1 / 16

Complaints by students rise 25% - PowerPoint PPT Presentation

  • Uploaded on

9 April 2008. Complaints by students rise 25%. Complaints by students against their universities have risen for a third year, the adjudicator has reported . . 19 May 2009. Student complaints rise sharply

I am the owner, or an agent authorized to act on behalf of the owner, of the copyrighted work described.
Download Presentation

PowerPoint Slideshow about ' Complaints by students rise 25%' - marinel

An Image/Link below is provided (as is) to download presentation

Download Policy: Content on the Website is provided to you AS IS for your information and personal use and may not be sold / licensed / shared on other websites without getting consent from its author.While downloading, if for some reason you are not able to download a presentation, the publisher may have deleted the file from their server.

- - - - - - - - - - - - - - - - - - - - - - - - - - E N D - - - - - - - - - - - - - - - - - - - - - - - - - -
Presentation Transcript

9 April 2008

Complaints by students rise 25%

Complaints by students against their universities have risen for a third year, the adjudicator has reported.

19 May 2009

Student complaints rise sharply

The university adjudicator for England and Wales received 900 complaints from students in 2008 - a rise of 23% on 2007 - but just 7% were upheld.

Academic appeals northumbria data
Academic AppealsNorthumbria Data

Recent appeals and complaints received by the school of law
Recent Appeals and Complaints Received by the School of Law

  • Misleading information

  • Allegation of bias

  • Timescale

  • Examination Board Decisions

    • Academic Misconduct

    • PECs

Student appeals and complaints good practice and some ideas on delivery

Student Appeals and Complaints:Good Practice and Some Ideas on Delivery

Linda Armstrong, Registrar, School of Law

Mike Adey, Student Appeals and Complaints Ombudsman


  • Trends; where we are going and likely changes on the horizon

  • What makes for good practice when dealing with an appeal or complaint

  • Examples of the nature of complaints/appeals recently received in the School of Law

The programme
The Programme

  • The National and University picture

  • Doing it Well

  • Criteria by which we will be judged

    • University processes

    • OIA criteria

    • Complaints theory

  • Good Practice in the Process

  • An Example of Practice: School of Law

The context for complaints
The Context For Complaints

  • Increasingly litigious society

  • Increasingly loud ‘Student Voice’

  • Link between fees and expected outcomes

Where are appeals and complaints going
Where are Appeals and Complaints Going?

  • Numbers will continue to increase

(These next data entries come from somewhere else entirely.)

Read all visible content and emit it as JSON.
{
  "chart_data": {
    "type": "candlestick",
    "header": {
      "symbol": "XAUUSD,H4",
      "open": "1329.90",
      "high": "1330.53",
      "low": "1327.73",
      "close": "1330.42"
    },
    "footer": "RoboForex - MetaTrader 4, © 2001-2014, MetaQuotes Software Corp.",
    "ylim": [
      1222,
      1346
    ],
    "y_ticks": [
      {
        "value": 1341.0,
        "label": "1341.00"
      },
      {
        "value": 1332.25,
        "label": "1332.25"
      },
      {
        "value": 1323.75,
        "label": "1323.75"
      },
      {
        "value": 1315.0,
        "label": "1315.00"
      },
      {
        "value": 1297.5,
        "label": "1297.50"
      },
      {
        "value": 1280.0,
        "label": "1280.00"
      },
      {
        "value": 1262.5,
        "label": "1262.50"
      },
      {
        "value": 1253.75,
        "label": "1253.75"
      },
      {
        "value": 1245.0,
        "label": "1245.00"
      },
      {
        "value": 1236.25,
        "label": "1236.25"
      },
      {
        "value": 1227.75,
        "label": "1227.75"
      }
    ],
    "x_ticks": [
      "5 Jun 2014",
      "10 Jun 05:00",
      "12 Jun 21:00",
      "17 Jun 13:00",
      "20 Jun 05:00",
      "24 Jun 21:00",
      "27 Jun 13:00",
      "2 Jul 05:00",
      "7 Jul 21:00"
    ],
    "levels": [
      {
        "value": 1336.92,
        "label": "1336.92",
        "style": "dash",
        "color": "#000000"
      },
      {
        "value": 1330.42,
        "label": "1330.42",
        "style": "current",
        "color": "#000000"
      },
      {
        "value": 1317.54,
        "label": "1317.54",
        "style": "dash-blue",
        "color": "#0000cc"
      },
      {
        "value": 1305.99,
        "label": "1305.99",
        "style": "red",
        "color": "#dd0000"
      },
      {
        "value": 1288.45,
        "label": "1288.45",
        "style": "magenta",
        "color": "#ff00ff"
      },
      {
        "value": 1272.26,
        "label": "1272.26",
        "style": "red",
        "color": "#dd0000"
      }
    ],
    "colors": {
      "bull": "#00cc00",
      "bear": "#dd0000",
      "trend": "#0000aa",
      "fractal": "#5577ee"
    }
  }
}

    • An ongoing trend

    • A tight job market places a premium on a good class of degree

    • Increased tuition fees will raise expectations

Increasing profile of student appeals and complaints
Increasing Profile of Student Appeals and Complaints

  • Publication of appeals/complaints data-the OIA thinking;

    • Publish summaries of OIA decisions, naming the university but retaining anonymity of students and staff


    • Publish an annual summary of the total number of appeals/complaints received by each university and the number going to the OIA

  • Compensation levels likely to increase

  • Students to receive all documents viewed during the investigation of their case

Good practice 1
Good Practice (1)

  • Follow our regulations

  • Make reasonable decisions

  • Three dimensions to “procedural fairness”:

    • Procedural fairness (fairness of appeals/complaints policies)

    • Distributive justice (fairness of outcome)

    • Interactional justice (how treated)

Law school processes systems
Law School Processes/Systems

  • One-stop-shop approach

  • File management

    • Chronology

    • File notes

    • Responsibility

  • Shared drive

  • Meeting student expectations

Good practice 2
Good Practice (2)

  • Do not prejudge

  • Respond to every point the complainant makes

  • Explain your reasoning

    • Clear audit trails

  • Refer to evidence used

  • Explain what further opportunities for complaining remain